Aesthetic: After focusing too much on its big box business, Levi’s decided to launch a premium denim brand, which was based in Amsterdam for seven years before being brought back to San Francisco in 2016. The line features elevated takes on Levi’s signature silhouettes.

Key Styles: Levi’s is celebrating the 50th anniversary of the trucker jacket. The design team at Made & Crafted looked to aboriginal surf for the spring collection. This resulted in a hand-beaded trucker jacket, a knit style with fringe along the sleeves and a Japanese shibori-dyed jacket. In terms of denim shapes, Levi’s is still riffing on clean, cropped styles, but presented a new silhouette called the barrel, which has a high-rise waist with a bit of volume in the leg. Knits included Baja hoodies, cropped hoodies with ruching details and tie-dye T-shirts.

Prices: $148 to $450

Pamplemousse

Year Started: 2015

Designer: Danica Zheng

Aesthetic: Zheng, who attended architecture school at USC before going to The New School’s Parsons School of Design for fashion design, founded Pamplemousse, which means grapefruit in French, in downtown New York City. She’s known for her lingerie-inspired ready-to-wear.

Key styles: For spring, Zheng presented her signature slip dresses attached to a white T-shirt along with floral windbreakers, off-the-shoulder cotton blouses updated with pleats, open-back dresses with ribbon closures and a sheer, knee-length skirt with ruching details.

Prices: $125 to $225

WOMAN TRADE SHOW

Yajun

Year Started: 2016

Designer: Ya Jun Melody Lin

Aesthetic: Lin launched her namesake line while still in school and soon after won the Parsons x Kering Empowering Imagination design competition. Stylist Mel Ottenberg served as a judge and pulled a voluminous statement jacket for Rihanna’s VMA performance that same year, which has become the designer’s claim to fame.
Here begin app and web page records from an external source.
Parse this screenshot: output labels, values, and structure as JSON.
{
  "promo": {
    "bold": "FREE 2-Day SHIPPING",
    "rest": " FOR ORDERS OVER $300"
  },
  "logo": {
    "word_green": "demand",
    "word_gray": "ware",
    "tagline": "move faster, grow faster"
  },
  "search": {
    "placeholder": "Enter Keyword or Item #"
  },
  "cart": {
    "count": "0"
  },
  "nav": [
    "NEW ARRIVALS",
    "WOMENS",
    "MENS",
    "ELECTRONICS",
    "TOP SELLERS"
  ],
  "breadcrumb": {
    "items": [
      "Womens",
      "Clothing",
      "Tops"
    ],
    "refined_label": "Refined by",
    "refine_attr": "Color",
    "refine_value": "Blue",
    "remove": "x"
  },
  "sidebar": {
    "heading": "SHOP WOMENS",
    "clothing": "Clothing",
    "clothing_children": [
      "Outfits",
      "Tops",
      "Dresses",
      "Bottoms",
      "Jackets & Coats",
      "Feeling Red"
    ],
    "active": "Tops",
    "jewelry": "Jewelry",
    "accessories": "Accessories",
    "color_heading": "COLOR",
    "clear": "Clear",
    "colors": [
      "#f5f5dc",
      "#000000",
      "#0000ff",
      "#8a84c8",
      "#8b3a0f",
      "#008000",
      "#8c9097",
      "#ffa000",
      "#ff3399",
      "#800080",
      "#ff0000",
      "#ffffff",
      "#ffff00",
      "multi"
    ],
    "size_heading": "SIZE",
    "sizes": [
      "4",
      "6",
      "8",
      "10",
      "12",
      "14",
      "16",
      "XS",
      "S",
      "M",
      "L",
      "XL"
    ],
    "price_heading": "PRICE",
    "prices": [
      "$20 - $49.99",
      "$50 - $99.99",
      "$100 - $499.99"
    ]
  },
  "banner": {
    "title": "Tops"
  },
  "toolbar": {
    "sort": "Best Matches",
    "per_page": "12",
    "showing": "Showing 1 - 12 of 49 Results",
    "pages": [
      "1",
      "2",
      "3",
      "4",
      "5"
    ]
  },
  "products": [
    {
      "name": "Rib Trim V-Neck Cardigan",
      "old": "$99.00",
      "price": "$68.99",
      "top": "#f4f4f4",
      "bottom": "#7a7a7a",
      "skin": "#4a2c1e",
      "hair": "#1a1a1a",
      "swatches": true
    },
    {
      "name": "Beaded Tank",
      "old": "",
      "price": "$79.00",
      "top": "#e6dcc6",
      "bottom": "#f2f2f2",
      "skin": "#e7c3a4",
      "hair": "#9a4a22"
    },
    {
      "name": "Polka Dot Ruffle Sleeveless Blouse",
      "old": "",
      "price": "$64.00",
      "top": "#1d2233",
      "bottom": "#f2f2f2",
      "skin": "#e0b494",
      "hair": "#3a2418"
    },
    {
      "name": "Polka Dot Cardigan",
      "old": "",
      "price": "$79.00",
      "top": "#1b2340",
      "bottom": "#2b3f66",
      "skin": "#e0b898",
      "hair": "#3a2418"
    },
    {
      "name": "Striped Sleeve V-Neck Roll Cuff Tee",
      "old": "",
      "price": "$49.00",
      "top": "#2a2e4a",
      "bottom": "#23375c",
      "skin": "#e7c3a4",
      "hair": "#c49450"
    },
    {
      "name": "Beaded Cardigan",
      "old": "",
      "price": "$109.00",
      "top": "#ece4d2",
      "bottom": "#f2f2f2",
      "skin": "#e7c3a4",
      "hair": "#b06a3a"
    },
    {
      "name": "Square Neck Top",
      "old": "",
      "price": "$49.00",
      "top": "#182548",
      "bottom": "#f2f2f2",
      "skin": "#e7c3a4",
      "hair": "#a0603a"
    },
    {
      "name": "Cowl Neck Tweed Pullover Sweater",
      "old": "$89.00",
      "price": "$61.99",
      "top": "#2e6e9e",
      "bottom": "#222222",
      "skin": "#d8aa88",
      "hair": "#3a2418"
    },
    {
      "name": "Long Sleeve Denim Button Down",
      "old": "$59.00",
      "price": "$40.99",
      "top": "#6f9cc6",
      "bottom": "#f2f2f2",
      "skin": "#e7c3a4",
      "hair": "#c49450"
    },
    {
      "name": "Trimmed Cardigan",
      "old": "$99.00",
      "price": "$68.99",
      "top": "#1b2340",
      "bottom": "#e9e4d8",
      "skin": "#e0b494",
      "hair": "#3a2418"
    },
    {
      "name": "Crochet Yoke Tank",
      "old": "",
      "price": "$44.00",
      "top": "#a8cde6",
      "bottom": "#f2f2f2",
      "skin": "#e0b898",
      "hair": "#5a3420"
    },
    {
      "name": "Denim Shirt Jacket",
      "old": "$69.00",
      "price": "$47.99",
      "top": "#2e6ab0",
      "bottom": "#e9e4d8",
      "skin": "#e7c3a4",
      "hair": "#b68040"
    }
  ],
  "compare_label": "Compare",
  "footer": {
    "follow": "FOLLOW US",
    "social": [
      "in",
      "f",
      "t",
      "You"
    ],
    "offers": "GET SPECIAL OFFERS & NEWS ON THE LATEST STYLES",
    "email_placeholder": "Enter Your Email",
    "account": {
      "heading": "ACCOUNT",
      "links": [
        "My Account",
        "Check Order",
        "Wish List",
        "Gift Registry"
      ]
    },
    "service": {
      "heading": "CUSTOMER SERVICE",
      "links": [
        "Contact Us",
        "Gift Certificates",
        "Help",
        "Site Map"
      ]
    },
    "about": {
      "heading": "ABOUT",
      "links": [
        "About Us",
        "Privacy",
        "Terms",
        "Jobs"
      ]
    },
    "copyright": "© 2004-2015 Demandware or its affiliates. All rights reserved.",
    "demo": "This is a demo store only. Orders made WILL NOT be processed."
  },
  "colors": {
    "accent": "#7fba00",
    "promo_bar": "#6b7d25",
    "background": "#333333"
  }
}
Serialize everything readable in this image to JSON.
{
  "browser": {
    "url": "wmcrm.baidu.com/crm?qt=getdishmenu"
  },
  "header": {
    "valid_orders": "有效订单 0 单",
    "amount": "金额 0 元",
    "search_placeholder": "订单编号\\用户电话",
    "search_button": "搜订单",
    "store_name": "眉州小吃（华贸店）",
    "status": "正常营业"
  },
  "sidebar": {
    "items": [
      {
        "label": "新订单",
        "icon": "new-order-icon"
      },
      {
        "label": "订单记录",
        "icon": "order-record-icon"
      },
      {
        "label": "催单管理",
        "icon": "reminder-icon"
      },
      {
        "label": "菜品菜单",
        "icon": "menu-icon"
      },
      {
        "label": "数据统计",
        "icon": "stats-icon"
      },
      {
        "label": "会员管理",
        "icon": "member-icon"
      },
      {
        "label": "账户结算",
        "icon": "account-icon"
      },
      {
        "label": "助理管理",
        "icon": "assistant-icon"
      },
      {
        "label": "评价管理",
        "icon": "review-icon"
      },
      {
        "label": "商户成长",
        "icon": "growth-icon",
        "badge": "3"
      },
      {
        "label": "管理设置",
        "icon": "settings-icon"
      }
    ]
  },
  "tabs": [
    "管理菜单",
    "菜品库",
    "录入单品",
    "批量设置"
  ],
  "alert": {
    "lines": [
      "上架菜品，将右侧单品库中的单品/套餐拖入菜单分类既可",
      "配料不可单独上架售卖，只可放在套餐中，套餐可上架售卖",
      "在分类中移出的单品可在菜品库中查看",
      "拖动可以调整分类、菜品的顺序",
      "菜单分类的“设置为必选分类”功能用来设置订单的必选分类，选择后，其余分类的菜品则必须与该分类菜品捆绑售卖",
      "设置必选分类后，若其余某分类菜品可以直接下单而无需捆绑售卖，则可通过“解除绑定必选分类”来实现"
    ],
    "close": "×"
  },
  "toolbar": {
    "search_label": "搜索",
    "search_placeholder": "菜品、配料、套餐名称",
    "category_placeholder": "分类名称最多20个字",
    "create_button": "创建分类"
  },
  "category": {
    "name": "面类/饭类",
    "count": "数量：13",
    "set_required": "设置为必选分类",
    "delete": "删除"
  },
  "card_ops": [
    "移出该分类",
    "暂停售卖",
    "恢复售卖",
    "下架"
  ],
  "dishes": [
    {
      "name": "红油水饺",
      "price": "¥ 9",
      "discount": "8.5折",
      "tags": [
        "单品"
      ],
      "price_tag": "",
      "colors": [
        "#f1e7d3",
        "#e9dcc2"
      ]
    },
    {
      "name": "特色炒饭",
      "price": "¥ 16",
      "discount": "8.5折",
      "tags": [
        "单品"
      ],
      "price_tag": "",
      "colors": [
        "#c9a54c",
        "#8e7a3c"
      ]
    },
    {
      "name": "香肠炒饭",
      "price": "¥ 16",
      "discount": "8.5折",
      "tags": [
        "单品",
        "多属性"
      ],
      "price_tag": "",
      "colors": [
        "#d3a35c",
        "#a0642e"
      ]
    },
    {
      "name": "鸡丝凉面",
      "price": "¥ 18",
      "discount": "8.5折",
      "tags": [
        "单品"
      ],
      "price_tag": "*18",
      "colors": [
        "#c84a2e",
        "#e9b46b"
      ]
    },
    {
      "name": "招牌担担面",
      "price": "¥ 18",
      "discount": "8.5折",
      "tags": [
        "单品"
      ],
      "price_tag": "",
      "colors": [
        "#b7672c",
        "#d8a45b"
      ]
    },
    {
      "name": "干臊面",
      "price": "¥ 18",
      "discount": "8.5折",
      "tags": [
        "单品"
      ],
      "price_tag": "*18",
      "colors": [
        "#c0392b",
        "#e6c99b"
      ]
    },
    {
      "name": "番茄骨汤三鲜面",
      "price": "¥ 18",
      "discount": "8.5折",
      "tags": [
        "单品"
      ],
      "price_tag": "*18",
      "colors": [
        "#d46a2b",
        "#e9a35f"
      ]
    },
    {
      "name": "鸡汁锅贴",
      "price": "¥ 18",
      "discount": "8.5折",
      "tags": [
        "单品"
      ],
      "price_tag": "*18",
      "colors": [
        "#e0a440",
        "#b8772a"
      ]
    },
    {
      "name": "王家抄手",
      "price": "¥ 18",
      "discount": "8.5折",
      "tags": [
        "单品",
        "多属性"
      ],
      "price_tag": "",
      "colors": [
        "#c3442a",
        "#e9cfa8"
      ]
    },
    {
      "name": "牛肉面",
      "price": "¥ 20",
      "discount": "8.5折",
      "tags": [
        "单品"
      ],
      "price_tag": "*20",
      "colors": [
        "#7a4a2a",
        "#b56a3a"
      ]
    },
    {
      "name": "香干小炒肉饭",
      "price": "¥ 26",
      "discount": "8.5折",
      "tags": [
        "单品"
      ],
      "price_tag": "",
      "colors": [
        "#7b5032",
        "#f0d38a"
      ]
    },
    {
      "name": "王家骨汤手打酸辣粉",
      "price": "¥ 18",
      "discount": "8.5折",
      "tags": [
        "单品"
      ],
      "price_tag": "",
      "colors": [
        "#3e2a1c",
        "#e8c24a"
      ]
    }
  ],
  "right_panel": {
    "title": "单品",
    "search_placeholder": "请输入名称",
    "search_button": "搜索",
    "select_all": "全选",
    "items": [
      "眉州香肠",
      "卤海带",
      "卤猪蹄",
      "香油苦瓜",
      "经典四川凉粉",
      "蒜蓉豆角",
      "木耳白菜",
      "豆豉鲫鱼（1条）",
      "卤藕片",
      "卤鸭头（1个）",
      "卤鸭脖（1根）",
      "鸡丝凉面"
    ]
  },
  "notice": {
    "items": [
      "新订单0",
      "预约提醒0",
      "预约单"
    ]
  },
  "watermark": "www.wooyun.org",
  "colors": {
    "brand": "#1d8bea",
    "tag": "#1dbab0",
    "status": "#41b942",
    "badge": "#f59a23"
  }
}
Her aesthetic leans on a balance of contrasts — tailored and experimental, hard and soft, grungy and feminine — inherent in her name (in Chinese, “ya” means elegant, and “jun” means gentleman). Spring 2018 marks her official fashion week debut.

Key pieces: Statement separates with a streetwear bent, including patchwork tops and pants with topstitching, updated military jackets and long-sleeve tops with ruched treatments and elongated lines.

Prices: Simpler tops start at $100 wholesale, ruched long-sleeve tops at $210 and statement jackets up to $512.